The complex politics of English as a world language provides the backdrop both for linguistic studies of varieties of English around the world and for postcolonial literary criticism. The present volume offers contributions from linguists and literary scholars that explore this common ground in a spirit of open interdisciplinary dialogue.
Leading authorities assess the state of the art to suggest directions for further research, with substantial case studies ranging over a wide variety of topics - from the legitimacy of language norms of lingua franca communication to the recognition of newer post-colonial varieties of English in the online OED. Four regional sections treat the Caribbean (including the diaspora), Africa, the Indian subcontinent, and Australasia and the Pacific Rim.
Each section maintains a careful balance between linguistics and literature, and external and indigenous perspectives on issues. The book is the most balanced, complete and up-to-date treatment of the topic to date.
Studies based on the Corpus of Early English Correspondence
What role has social status played in shaping the English language across the centuries? Have women also been the agents of language standardization in the past? Can apparent-time patterns be used to predict the course of long-term language change?
These questions and many others will be addressed in this volume, which combines sociolinguistic methodology and social history to account for diachronic language change in Renaissance English. The approach has been made possible by the new machine-readable Corpus of Early English Correspondence (CEEC) specifically compiled for this purpose. The 2.4-million-word corpus covers the period from 1420 to 1680 and contains over 700 writers.
The volume introduces the premises of the study, discussing both modern sociolinguistics and English society in the late medieval and early modern periods. A detailed description is given of the Corpus of Early English Correspondence, its encoding, and the separate database which records the letter writers' social backgrounds.
The pilot studies based on the CEEC suggest that social rank and gender should both be considered in diachronic language change, but that apparent-time patterns may not always be a reliable cue to what will happen in the long run. The volume also argues that historical sociolinguistics offers fascinating perspectives on the study of such new areas as pragmatization and changing politeness cultures across time.
This extension of sociolinguistic methodology to the past is a breakthrough in the field of corpus linguistics. It will be of major interest not only to historical linguists but to modern sociolinguists and social historians.

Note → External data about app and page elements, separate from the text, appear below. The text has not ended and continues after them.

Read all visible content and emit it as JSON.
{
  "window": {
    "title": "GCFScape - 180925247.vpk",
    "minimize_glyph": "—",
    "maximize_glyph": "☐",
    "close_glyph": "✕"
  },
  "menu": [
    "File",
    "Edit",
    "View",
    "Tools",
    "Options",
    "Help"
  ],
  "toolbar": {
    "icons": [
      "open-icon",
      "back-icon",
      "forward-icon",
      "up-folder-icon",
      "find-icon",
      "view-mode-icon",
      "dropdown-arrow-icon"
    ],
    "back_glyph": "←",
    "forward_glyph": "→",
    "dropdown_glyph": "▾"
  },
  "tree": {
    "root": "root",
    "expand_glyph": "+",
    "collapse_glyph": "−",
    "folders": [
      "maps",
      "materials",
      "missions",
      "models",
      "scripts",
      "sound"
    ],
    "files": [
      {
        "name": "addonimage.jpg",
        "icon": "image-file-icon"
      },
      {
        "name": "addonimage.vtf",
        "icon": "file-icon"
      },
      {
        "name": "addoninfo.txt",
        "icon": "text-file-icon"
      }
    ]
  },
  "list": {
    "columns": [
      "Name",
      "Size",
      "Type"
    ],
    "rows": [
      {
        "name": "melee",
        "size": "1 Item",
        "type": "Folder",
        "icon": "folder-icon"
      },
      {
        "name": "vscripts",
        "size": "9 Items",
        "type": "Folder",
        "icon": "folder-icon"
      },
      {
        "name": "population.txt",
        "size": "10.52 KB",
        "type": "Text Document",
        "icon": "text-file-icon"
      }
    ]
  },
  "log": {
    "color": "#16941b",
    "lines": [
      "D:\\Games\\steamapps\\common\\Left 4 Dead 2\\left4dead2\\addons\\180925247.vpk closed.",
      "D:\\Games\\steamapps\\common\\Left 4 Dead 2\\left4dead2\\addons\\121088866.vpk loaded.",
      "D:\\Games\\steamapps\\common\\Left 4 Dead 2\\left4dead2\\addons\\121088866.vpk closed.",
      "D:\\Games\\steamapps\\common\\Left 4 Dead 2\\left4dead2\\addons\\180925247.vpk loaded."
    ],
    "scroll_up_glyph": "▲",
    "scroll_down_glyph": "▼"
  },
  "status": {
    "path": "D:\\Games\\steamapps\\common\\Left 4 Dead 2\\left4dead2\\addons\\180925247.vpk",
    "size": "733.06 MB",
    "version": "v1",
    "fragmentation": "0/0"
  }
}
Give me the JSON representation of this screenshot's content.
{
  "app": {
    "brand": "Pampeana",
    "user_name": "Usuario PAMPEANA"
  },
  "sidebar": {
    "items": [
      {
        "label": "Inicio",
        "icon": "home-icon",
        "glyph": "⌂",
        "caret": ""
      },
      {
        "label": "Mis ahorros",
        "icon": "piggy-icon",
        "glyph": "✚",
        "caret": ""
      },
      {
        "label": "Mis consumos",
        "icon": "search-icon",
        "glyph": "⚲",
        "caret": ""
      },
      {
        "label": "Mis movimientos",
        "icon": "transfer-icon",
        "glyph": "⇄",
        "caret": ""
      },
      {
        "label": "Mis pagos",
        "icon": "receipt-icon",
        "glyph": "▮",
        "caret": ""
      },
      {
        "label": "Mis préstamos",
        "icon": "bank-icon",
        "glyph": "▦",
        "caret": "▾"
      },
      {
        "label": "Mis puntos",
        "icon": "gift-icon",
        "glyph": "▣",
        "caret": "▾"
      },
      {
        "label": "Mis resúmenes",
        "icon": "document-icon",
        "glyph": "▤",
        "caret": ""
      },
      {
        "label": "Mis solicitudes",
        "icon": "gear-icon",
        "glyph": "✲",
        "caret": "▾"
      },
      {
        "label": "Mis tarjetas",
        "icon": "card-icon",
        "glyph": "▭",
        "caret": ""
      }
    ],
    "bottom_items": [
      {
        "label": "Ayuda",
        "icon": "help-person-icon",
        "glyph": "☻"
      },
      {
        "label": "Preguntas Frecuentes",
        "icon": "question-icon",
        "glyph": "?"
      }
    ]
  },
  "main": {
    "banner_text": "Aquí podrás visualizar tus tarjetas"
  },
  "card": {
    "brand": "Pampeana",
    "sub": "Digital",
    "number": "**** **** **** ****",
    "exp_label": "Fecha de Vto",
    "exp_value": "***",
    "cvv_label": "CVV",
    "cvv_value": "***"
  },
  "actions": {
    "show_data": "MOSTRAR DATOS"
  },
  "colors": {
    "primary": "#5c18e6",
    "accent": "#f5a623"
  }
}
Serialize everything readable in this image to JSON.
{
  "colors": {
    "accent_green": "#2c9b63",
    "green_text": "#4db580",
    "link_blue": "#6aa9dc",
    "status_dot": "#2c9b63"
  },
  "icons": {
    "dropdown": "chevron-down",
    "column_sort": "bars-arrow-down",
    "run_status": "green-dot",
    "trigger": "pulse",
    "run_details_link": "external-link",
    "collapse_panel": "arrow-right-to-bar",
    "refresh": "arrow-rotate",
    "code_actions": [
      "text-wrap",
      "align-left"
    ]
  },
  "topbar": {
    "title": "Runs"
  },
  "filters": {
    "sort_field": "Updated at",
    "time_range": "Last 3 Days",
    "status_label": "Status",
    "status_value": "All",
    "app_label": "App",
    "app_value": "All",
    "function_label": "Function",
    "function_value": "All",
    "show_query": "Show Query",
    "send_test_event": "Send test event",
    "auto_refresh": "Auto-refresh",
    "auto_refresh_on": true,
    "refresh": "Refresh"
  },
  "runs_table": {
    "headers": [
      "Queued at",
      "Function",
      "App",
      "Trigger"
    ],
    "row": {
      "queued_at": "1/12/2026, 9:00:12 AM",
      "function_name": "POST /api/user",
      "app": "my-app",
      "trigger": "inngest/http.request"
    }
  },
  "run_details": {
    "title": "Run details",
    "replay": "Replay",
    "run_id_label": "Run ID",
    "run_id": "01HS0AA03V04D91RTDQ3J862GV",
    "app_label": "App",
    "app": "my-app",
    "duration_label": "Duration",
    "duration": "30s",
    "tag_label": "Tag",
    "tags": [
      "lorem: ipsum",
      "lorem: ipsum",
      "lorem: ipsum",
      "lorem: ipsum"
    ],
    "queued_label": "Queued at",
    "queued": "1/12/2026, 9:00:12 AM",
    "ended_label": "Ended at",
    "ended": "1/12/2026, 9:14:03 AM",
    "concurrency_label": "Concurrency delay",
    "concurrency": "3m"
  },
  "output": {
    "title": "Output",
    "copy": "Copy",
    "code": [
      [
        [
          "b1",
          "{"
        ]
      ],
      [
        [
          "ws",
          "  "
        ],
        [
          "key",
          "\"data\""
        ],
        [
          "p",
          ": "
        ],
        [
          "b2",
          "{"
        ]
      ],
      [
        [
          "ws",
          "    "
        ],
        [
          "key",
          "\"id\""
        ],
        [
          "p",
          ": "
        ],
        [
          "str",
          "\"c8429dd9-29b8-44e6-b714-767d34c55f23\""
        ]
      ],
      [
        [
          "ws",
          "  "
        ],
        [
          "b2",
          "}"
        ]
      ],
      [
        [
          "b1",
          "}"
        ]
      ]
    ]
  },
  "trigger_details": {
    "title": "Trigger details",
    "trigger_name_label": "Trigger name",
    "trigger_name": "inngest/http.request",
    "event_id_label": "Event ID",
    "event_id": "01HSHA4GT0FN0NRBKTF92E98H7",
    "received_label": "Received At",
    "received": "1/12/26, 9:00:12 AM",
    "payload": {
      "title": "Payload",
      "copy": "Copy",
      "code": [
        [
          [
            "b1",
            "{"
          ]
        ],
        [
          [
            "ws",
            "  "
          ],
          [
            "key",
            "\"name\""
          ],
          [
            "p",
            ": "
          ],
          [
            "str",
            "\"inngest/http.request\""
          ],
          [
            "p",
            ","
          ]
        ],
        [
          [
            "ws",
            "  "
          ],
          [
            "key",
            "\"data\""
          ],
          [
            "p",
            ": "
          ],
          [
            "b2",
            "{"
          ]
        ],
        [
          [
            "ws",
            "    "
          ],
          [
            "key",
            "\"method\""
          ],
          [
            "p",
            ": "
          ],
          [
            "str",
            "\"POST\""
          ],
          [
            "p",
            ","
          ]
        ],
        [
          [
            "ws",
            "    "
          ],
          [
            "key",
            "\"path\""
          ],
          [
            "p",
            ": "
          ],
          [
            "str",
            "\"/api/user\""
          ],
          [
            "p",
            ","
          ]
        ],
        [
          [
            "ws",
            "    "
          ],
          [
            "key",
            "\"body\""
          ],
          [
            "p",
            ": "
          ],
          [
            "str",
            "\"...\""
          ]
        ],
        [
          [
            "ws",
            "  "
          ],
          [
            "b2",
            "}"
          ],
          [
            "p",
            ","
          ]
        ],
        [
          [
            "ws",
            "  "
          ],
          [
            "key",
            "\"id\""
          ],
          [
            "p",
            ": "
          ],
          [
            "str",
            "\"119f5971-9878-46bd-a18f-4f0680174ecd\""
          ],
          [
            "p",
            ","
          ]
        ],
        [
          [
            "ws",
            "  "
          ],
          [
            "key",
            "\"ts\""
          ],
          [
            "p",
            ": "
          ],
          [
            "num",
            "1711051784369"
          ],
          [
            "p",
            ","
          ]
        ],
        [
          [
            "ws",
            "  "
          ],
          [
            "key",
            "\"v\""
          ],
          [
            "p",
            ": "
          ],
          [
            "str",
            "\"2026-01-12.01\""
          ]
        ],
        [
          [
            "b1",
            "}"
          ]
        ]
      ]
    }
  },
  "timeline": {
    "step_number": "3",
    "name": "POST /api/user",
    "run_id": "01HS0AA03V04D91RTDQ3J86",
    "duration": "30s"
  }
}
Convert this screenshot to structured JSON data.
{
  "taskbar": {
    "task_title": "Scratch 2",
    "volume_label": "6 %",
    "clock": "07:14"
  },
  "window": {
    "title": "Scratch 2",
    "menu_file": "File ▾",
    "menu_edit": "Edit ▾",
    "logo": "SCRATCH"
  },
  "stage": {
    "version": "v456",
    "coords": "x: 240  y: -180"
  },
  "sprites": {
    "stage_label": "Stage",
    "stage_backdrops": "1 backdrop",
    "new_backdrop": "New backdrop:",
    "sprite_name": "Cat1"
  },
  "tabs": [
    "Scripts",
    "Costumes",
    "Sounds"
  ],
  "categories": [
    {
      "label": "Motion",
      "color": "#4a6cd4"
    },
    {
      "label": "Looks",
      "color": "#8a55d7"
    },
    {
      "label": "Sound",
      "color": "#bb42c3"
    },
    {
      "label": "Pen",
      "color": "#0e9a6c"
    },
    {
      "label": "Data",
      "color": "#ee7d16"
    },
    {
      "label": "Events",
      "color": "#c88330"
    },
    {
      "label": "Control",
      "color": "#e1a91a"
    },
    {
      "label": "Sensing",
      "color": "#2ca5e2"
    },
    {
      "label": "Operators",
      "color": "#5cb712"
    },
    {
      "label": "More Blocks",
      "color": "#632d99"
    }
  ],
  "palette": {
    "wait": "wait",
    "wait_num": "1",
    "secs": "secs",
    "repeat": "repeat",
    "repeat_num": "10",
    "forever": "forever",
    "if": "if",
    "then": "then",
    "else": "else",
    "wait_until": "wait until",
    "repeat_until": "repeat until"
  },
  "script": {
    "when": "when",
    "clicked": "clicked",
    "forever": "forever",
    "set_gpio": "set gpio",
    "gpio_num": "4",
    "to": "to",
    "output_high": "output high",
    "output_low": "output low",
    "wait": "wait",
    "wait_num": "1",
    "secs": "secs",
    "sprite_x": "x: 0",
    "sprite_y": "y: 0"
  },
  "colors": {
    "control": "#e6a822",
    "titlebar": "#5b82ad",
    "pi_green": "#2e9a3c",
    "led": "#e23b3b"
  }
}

This book breaks open the 'black box' of the workplace, where successful immigrants work together with their Dutch colleagues. In their intercultural team meetings the work itself consists of communication and the question is how that work is done.
The teams consist of Dutch, Turkish, Moroccan, and Surinamese educational experts whose job it is to advise schools and teachers on the form and content of language teaching.
Their meetings are structured according to institutional patterns, such as 'interactive planning' and 'reporting', and according to intercultural discourse structures. For instance, Dutch team members identify their immigrant colleagues as 'immigrant specialists' and are themselves identified as 'institutional specialists'. Further, the intercultural pattern 'thematizing and unthematizing racism' provides the team members with communicative methods to deal with the societal contradictions that exist between different cultural groups, in the Netherlands as well as elsewhere. These intercultural discourse structures concur with the institutional patterns so that, for instance, they affect the outcomes of planning discussions.
Most studies on intercultural communication focus on misunderstandings and miscommunications. This book demonstrates that also communication without miscommunication can be shown to be intercultural.